Instructions for the task: Your answer should consist of each line from the data below that contains "none".

--- Information provided Enclosed Below ---

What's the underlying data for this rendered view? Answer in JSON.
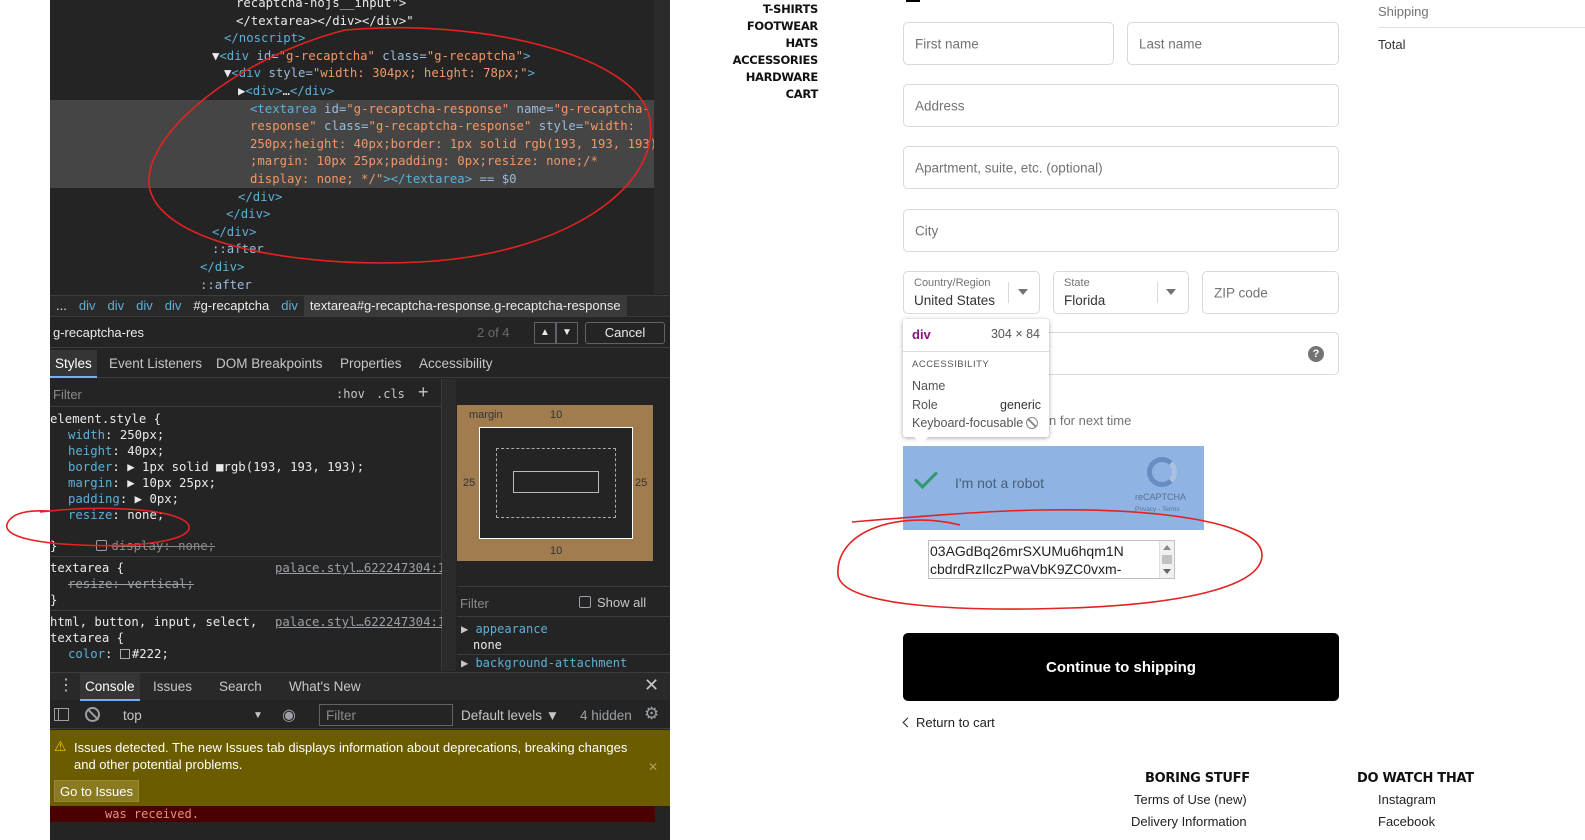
{
  "devtools": {
    "elements_lines": [
      {
        "indent": 190,
        "parts": [
          {
            "t": "recaptcha-nojs__input\">",
            "c": "txt"
          }
        ]
      },
      {
        "indent": 190,
        "parts": [
          {
            "t": "</textarea></div></div>\"",
            "c": "txt"
          }
        ]
      },
      {
        "indent": 178,
        "parts": [
          {
            "t": "</noscript>",
            "c": "tag"
          }
        ]
      },
      {
        "indent": 166,
        "parts": [
          {
            "t": "▼",
            "c": "txt"
          },
          {
            "t": "<div ",
            "c": "tag"
          },
          {
            "t": "id=",
            "c": "attr"
          },
          {
            "t": "\"g-recaptcha\"",
            "c": "val"
          },
          {
            "t": " class=",
            "c": "attr"
          },
          {
            "t": "\"g-recaptcha\"",
            "c": "val"
          },
          {
            "t": ">",
            "c": "tag"
          }
        ]
      },
      {
        "indent": 178,
        "parts": [
          {
            "t": "▼",
            "c": "txt"
          },
          {
            "t": "<div ",
            "c": "tag"
          },
          {
            "t": "style=",
            "c": "attr"
          },
          {
            "t": "\"width: 304px; height: 78px;\"",
            "c": "val"
          },
          {
            "t": ">",
            "c": "tag"
          }
        ]
      },
      {
        "indent": 192,
        "parts": [
          {
            "t": "▶",
            "c": "txt"
          },
          {
            "t": "<div>",
            "c": "tag"
          },
          {
            "t": "…",
            "c": "txt"
          },
          {
            "t": "</div>",
            "c": "tag"
          }
        ]
      },
      {
        "indent": 204,
        "selected": true,
        "parts": [
          {
            "t": "<textarea ",
            "c": "tag"
          },
          {
            "t": "id=",
            "c": "attr"
          },
          {
            "t": "\"g-recaptcha-response\"",
            "c": "val"
          },
          {
            "t": " name=",
            "c": "attr"
          },
          {
            "t": "\"g-recaptcha-",
            "c": "val"
          }
        ]
      },
      {
        "indent": 204,
        "selected": true,
        "parts": [
          {
            "t": "response\"",
            "c": "val"
          },
          {
            "t": " class=",
            "c": "attr"
          },
          {
            "t": "\"g-recaptcha-response\"",
            "c": "val"
          },
          {
            "t": " style=",
            "c": "attr"
          },
          {
            "t": "\"width:",
            "c": "val"
          }
        ]
      },
      {
        "indent": 204,
        "selected": true,
        "parts": [
          {
            "t": "250px;height: 40px;border: 1px solid rgb(193, 193, 193)",
            "c": "val"
          }
        ]
      },
      {
        "indent": 204,
        "selected": true,
        "parts": [
          {
            "t": ";margin: 10px 25px;padding: 0px;resize: none;/*",
            "c": "val"
          }
        ]
      },
      {
        "indent": 204,
        "selected": true,
        "parts": [
          {
            "t": "display: none; */\"",
            "c": "val"
          },
          {
            "t": "></textarea>",
            "c": "tag"
          },
          {
            "t": " == $0",
            "c": "attr"
          }
        ]
      },
      {
        "indent": 192,
        "parts": [
          {
            "t": "</div>",
            "c": "tag"
          }
        ]
      },
      {
        "indent": 180,
        "parts": [
          {
            "t": "</div>",
            "c": "tag"
          }
        ]
      },
      {
        "indent": 166,
        "parts": [
          {
            "t": "</div>",
            "c": "tag"
          }
        ]
      },
      {
        "indent": 166,
        "parts": [
          {
            "t": "::after",
            "c": "attr"
          }
        ]
      },
      {
        "indent": 154,
        "parts": [
          {
            "t": "</div>",
            "c": "tag"
          }
        ]
      },
      {
        "indent": 154,
        "parts": [
          {
            "t": "::after",
            "c": "attr"
          }
        ]
      }
    ],
    "breadcrumbs": [
      "...",
      "div",
      "div",
      "div",
      "div",
      "#g-recaptcha",
      "div",
      "textarea#g-recaptcha-response.g-recaptcha-response"
    ],
    "search": {
      "value": "g-recaptcha-res",
      "count": "2 of 4",
      "cancel": "Cancel",
      "up": "▲",
      "down": "▼"
    },
    "panel_tabs": [
      "Styles",
      "Event Listeners",
      "DOM Breakpoints",
      "Properties",
      "Accessibility"
    ],
    "styles_filter": {
      "placeholder": "Filter",
      "hov": ":hov",
      "cls": ".cls",
      "plus": "+"
    },
    "element_style": {
      "selector": "element.style {",
      "props": [
        {
          "name": "width",
          "value": "250px;"
        },
        {
          "name": "height",
          "value": "40px;"
        },
        {
          "name": "border",
          "value": "▶ 1px solid ■rgb(193, 193, 193);"
        },
        {
          "name": "margin",
          "value": "▶ 10px 25px;"
        },
        {
          "name": "padding",
          "value": "▶ 0px;"
        },
        {
          "name": "resize",
          "value": "none;"
        },
        {
          "name": "display",
          "value": "none;",
          "disabled": true
        }
      ],
      "close": "}"
    },
    "rule_textarea": {
      "selector": "textarea {",
      "source": "palace.styl…622247304:1",
      "prop": "resize: vertical;",
      "close": "}"
    },
    "rule_html": {
      "selector1": "html, button, input, select,",
      "selector2": "textarea {",
      "source": "palace.styl…622247304:1",
      "prop_name": "color",
      "prop_value": "#222;"
    },
    "box_model": {
      "margin_label": "margin",
      "top": "10",
      "bottom": "10",
      "left": "25",
      "right": "25"
    },
    "computed": {
      "filter": "Filter",
      "show_all": "Show all",
      "prop1": "appearance",
      "val1": "none",
      "prop2": "background-attachment"
    },
    "console_tabs": [
      "Console",
      "Issues",
      "Search",
      "What's New"
    ],
    "console_toolbar": {
      "context": "top",
      "filter": "Filter",
      "levels": "Default levels ▼",
      "hidden": "4 hidden"
    },
    "issues": {
      "text": "Issues detected. The new Issues tab displays information about deprecations, breaking changes and other potential problems.",
      "button": "Go to Issues"
    },
    "error_line": "was received."
  },
  "store": {
    "nav": [
      "T-SHIRTS",
      "FOOTWEAR",
      "HATS",
      "ACCESSORIES",
      "HARDWARE",
      "CART"
    ],
    "fields": {
      "first_name": "First name",
      "last_name": "Last name",
      "address": "Address",
      "apartment": "Apartment, suite, etc. (optional)",
      "city": "City",
      "country_label": "Country/Region",
      "country_value": "United States",
      "state_label": "State",
      "state_value": "Florida",
      "zip": "ZIP code"
    },
    "save_info_partial": "n for next time",
    "tooltip": {
      "tag": "div",
      "size": "304 × 84",
      "section": "ACCESSIBILITY",
      "name_label": "Name",
      "role_label": "Role",
      "role_value": "generic",
      "focus_label": "Keyboard-focusable"
    },
    "recaptcha": {
      "label": "I'm not a robot",
      "brand": "reCAPTCHA",
      "links": "Privacy - Terms"
    },
    "token_text": {
      "line1": "03AGdBq26mrSXUMu6hqm1N",
      "line2": "cbdrdRzIlczPwaVbK9ZC0vxm-"
    },
    "continue_label": "Continue to shipping",
    "return_label": "Return to cart",
    "summary": {
      "shipping": "Shipping",
      "total": "Total"
    },
    "footer": {
      "col1_head": "BORING STUFF",
      "col1_links": [
        "Terms of Use (new)",
        "Delivery Information"
      ],
      "col2_head": "DO WATCH THAT",
      "col2_links": [
        "Instagram",
        "Facebook"
      ]
    }
  },
  "colors": {
    "annotation": "#e32222",
    "devtools_bg": "#242424",
    "recaptcha_overlay": "#8fb4e3"
  }
}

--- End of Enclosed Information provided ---

Finished exercise:
            "t": ";margin: 10px 25px;padding: 0px;resize: none;/*",
            "t": "display: none; */\"",
          "value": "none;"
          "value": "none;",
      "val1": "none",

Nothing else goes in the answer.